November 14, 2017.
Outcast’s original 1999 release is credited as being one of the first open world games. Its mix of exploration and 3rd-person combat was something that felt new at a time when more linear adventures like Tomb Raider were everywhere.
The re-up, subtitled Second Contact, adds some interesting features, such as a rudimentary stealth mechanic, and vastly improves the visuals, but a fresh coat if paint can’t mask some heavily dated gameplay.
You play the role of Cutter Slade (and if there’s a more 90s name for an action hero than that, I’ll be surprised), a hard-drinking, tough-talking professional soldier recruited by the Government to accompany an exploratory team through a Stargate-riffing portal to another world called Adelpha. It doesn’t start off too well, as the opening cutscene is fairly hard to watch. Disembodied voices play over static images resembling stylised paintings. Suffice to say, in 2017 there are better techniques available.
Obviously, the mission goes horribly wrong, and Slade ends up separated from the team, his equipment scattered, nursed back to health by the Talan, an alien race locked in a bloody civil war. Quickly striking a bargain, Slade heads off to gather his gear, find his team, and help the Talan overcome their tyrannical oppressors. You find all this out through conversation, of which there is a lot. Irritatingly, the dialogue isn’t skippable, and some of it is a little dull.
The world looks pretty good. It’s a little empty by today’s standards, and the detail doesn’t hold up to close scrutiny, but they’ve done a stirling job of re-texturing the environment and adding depth and atmosphere. Character models are as good as you’d expect: perfectly fine when stationary but losing something in motion. Slade’s movement is a little clunky, and as a result the platforming feels off.
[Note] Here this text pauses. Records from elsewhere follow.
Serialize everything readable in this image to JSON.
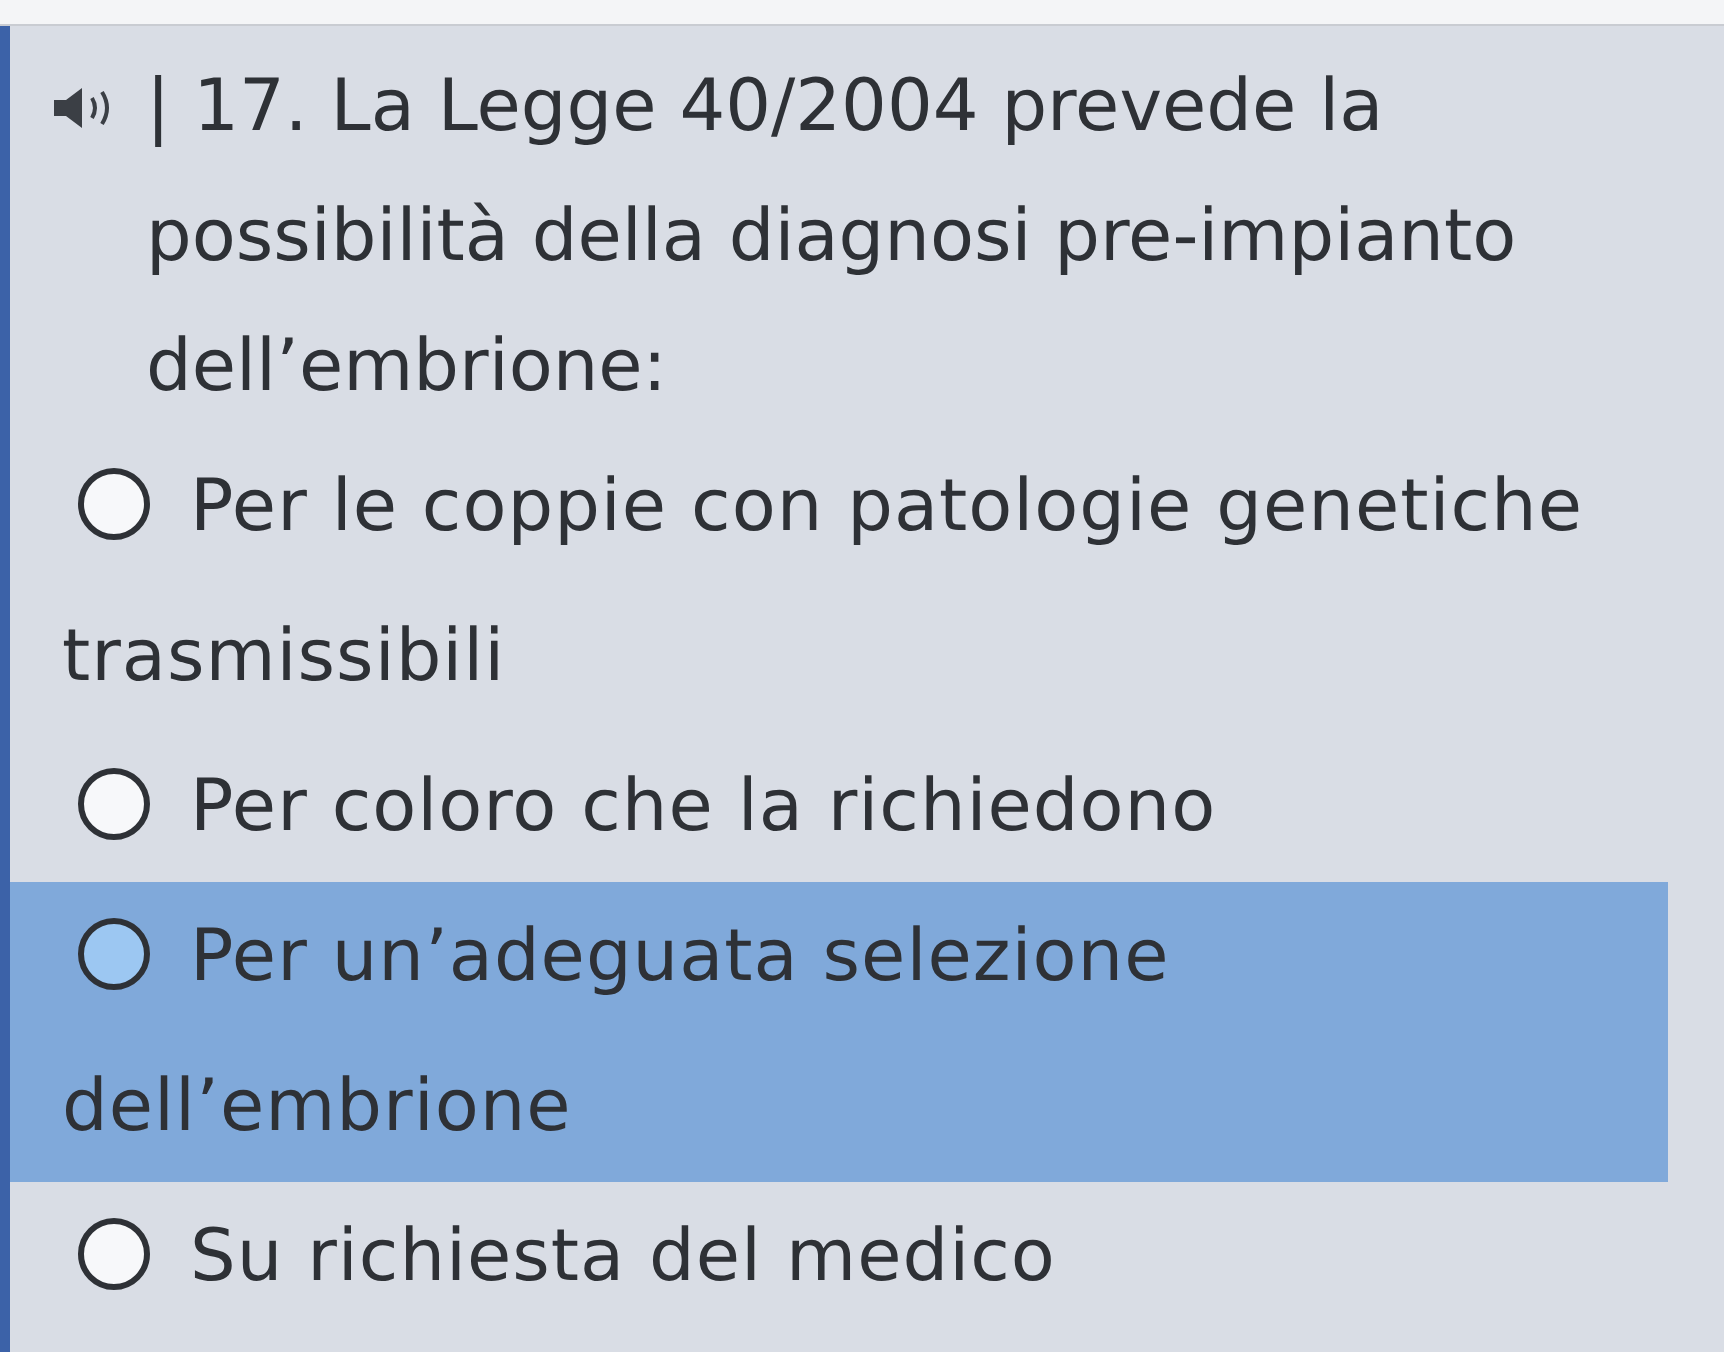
{
  "question": {
    "text": "| 17. La Legge 40/2004 prevede la possibilità della diagnosi pre-impianto dell’embrione:"
  },
  "options": [
    {
      "label": "Per le coppie con patologie genetiche trasmissibili",
      "selected": false
    },
    {
      "label": "Per coloro che la richiedono",
      "selected": false
    },
    {
      "label": "Per un’adeguata selezione dell’embrione",
      "selected": true
    },
    {
      "label": "Su richiesta del medico",
      "selected": false
    }
  ]
}
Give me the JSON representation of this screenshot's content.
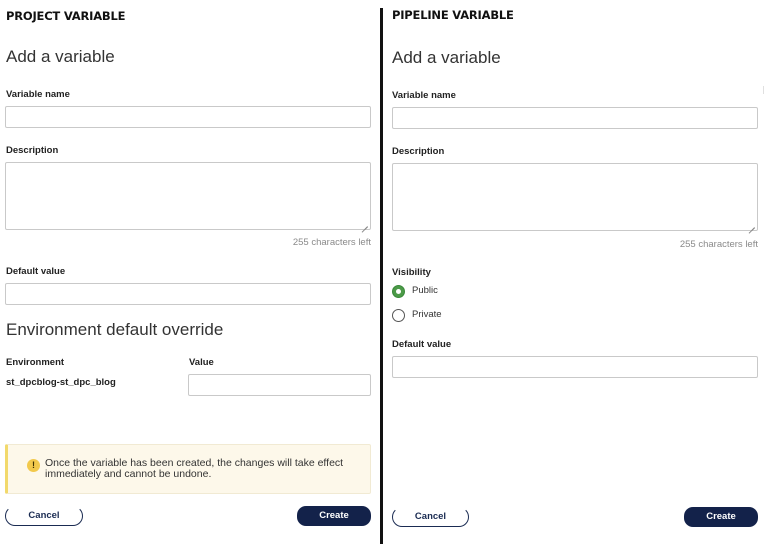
{
  "project": {
    "section_title": "PROJECT VARIABLE",
    "heading": "Add a variable",
    "variable_name_label": "Variable name",
    "variable_name_value": "",
    "description_label": "Description",
    "description_value": "",
    "description_counter": "255 characters left",
    "default_value_label": "Default value",
    "default_value_value": "",
    "env_override_heading": "Environment default override",
    "env_table": {
      "col_environment": "Environment",
      "col_value": "Value",
      "rows": [
        {
          "environment": "st_dpcblog-st_dpc_blog",
          "value": ""
        }
      ]
    },
    "notice": {
      "icon": "warning-icon",
      "glyph": "!",
      "text": "Once the variable has been created, the changes will take effect immediately and cannot be undone."
    },
    "cancel_label": "Cancel",
    "create_label": "Create"
  },
  "pipeline": {
    "section_title": "PIPELINE VARIABLE",
    "heading": "Add a variable",
    "variable_name_label": "Variable name",
    "variable_name_value": "",
    "description_label": "Description",
    "description_value": "",
    "description_counter": "255 characters left",
    "visibility_label": "Visibility",
    "visibility_options": [
      {
        "label": "Public",
        "selected": true
      },
      {
        "label": "Private",
        "selected": false
      }
    ],
    "default_value_label": "Default value",
    "default_value_value": "",
    "cancel_label": "Cancel",
    "create_label": "Create"
  },
  "colors": {
    "primary_button": "#13224a",
    "radio_selected": "#4c9a48",
    "notice_background": "#fdf8ea",
    "notice_accent": "#f2d96b"
  }
}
Likewise, swimming in the (admittedly lovely-looking) water doesn’t feel as smooth as it should.
Spread across six fairly huge zones, Outcast: Second Contact combines free exploration with story objectives instead of missions, but it’s not always obvious where you need to go. Usually, following a path or chatting to NPCs will lead you where you need to go, but it’s a bit frustrating given what we’re used to in modern games. It’s almost like mutton dressed as lamb, and it’s a sense that runs through the combat, too. The auto-aim is a stubborn, bloody-minded beast, but turning it off makes it hard to hit anything. You’ll get used to it eventually, but it takes some time.
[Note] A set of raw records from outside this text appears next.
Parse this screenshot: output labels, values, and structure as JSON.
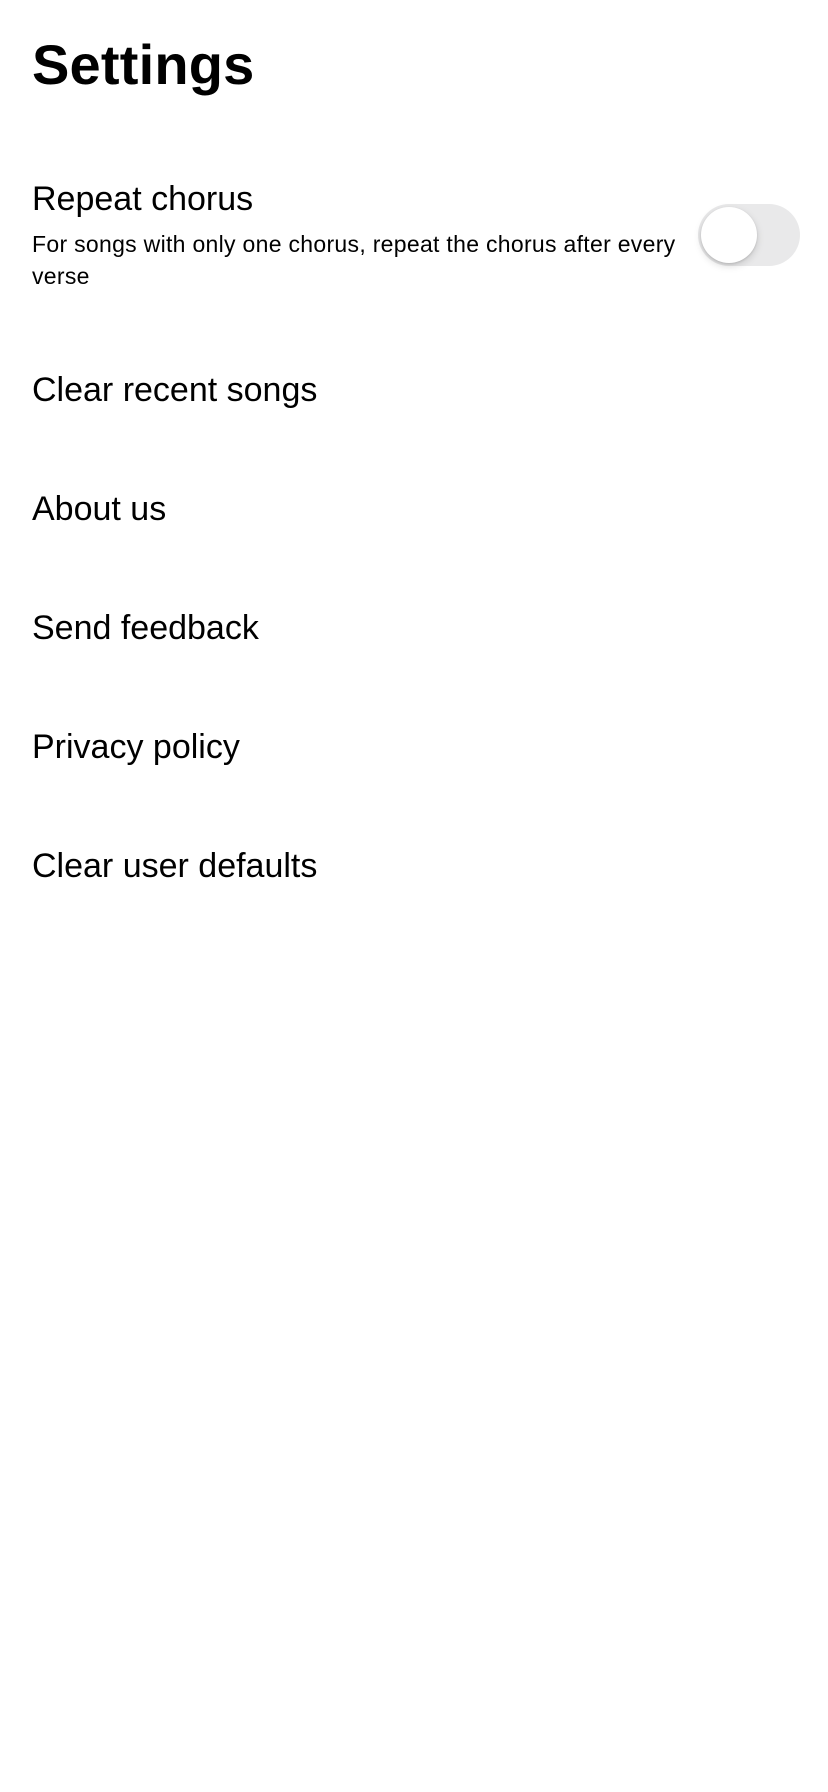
{
  "header": {
    "title": "Settings"
  },
  "settings": {
    "repeat_chorus": {
      "label": "Repeat chorus",
      "description": "For songs with only one chorus, repeat the chorus after every verse",
      "enabled": false
    },
    "items": [
      {
        "label": "Clear recent songs"
      },
      {
        "label": "About us"
      },
      {
        "label": "Send feedback"
      },
      {
        "label": "Privacy policy"
      },
      {
        "label": "Clear user defaults"
      }
    ]
  },
  "colors": {
    "background": "#ffffff",
    "text": "#000000",
    "toggle_off_track": "#e9e9ea"
  }
}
Outcast: Second Contact is a classic adventure wrapped up in shiny new clothes, but which maintains everything it was born with underneath, for better or worse. As a nostalgiac buzz it succeeds, but if you never experienced the magic the first time around you’re unlikely to feel it now. Improved graphics can’t hide archaic systems and clunky animations, even if the world does look lovely now.
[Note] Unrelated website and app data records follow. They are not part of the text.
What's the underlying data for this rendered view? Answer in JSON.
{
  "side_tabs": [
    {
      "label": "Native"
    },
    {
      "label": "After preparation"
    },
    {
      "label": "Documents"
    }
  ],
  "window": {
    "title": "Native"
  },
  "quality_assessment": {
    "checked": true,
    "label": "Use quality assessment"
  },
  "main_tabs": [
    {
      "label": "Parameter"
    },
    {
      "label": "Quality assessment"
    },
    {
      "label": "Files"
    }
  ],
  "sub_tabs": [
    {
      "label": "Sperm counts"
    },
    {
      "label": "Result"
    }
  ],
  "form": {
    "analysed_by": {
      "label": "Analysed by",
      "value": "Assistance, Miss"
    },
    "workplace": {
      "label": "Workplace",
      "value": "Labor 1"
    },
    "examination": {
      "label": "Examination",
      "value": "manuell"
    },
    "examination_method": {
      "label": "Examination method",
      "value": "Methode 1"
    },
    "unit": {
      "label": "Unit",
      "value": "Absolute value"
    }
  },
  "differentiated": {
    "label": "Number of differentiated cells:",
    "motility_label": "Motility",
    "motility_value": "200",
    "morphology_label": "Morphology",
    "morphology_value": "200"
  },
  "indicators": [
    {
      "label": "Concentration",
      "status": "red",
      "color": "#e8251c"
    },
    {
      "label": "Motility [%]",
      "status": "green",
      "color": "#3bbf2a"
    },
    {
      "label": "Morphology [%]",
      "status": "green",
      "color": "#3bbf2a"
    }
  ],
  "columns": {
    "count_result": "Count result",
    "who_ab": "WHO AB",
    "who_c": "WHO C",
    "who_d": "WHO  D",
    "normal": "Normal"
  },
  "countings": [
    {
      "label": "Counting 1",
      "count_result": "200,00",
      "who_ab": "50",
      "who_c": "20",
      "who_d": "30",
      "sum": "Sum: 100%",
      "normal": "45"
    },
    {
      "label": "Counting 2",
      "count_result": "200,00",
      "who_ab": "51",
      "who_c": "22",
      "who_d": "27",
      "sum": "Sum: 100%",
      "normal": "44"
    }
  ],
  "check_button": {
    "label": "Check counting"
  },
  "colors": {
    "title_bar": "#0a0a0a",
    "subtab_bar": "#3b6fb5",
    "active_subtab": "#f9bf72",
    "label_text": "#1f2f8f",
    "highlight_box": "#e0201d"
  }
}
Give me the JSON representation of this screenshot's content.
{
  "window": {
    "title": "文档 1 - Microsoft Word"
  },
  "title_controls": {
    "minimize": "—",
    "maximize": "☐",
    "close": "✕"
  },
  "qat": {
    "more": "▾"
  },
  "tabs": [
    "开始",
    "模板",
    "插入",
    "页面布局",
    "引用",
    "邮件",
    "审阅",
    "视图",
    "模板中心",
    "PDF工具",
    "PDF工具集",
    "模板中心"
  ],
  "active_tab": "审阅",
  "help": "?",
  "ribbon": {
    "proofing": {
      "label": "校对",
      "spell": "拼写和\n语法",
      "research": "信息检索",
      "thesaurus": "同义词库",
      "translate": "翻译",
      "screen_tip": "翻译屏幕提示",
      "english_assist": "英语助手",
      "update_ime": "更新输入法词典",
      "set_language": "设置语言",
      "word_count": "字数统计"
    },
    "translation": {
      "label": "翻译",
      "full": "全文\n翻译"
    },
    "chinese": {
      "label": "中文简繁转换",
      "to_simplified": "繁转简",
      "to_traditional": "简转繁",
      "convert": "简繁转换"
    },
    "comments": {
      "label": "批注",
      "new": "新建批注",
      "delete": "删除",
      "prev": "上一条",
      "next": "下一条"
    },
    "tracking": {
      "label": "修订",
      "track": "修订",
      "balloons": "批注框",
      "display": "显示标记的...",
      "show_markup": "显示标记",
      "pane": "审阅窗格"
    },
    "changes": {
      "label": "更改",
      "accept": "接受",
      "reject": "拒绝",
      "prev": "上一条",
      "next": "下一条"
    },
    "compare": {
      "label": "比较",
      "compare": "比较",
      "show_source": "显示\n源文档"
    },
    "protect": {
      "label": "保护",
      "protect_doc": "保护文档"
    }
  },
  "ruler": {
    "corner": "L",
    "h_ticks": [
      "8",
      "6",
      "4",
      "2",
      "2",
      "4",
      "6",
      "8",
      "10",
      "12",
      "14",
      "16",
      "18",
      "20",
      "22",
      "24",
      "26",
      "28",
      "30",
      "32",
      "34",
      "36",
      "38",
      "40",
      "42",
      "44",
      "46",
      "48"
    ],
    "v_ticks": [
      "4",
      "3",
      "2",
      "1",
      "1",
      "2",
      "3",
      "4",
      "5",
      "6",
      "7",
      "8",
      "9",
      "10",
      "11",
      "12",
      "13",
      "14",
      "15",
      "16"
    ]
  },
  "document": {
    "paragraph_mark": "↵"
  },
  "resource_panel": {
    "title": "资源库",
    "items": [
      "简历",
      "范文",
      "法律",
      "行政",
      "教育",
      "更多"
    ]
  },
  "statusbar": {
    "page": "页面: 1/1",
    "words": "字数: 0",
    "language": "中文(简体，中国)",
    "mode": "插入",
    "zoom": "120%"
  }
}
Big world to explore
Nice graphical upgrade
Outcast: Second Contact is a classic adventure wrapped up in shiny new clothes, but which maintains everything it was born with underneath, for better or worse.